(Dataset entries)
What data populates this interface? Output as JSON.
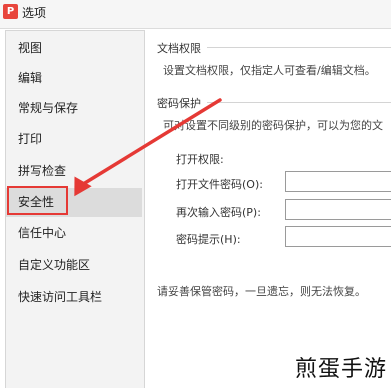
{
  "window": {
    "title": "选项",
    "app_icon_letter": "P"
  },
  "sidebar": {
    "items": [
      {
        "label": "视图"
      },
      {
        "label": "编辑"
      },
      {
        "label": "常规与保存"
      },
      {
        "label": "打印"
      },
      {
        "label": "拼写检查"
      },
      {
        "label": "安全性",
        "active": true
      },
      {
        "label": "信任中心"
      },
      {
        "label": "自定义功能区"
      },
      {
        "label": "快速访问工具栏"
      }
    ]
  },
  "doc_permission": {
    "section_title": "文档权限",
    "description": "设置文档权限，仅指定人可查看/编辑文档。"
  },
  "password_protection": {
    "section_title": "密码保护",
    "description": "可对设置不同级别的密码保护，可以为您的文",
    "open_permission_label": "打开权限:",
    "fields": [
      {
        "label": "打开文件密码(O):",
        "value": ""
      },
      {
        "label": "再次输入密码(P):",
        "value": ""
      },
      {
        "label": "密码提示(H):",
        "value": ""
      }
    ],
    "note": "请妥善保管密码，一旦遗忘，则无法恢复。"
  },
  "annotation": {
    "highlight_color": "#e53935"
  },
  "watermark": {
    "text": "煎蛋手游"
  }
}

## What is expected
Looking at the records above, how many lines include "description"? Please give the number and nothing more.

## Result of this task
2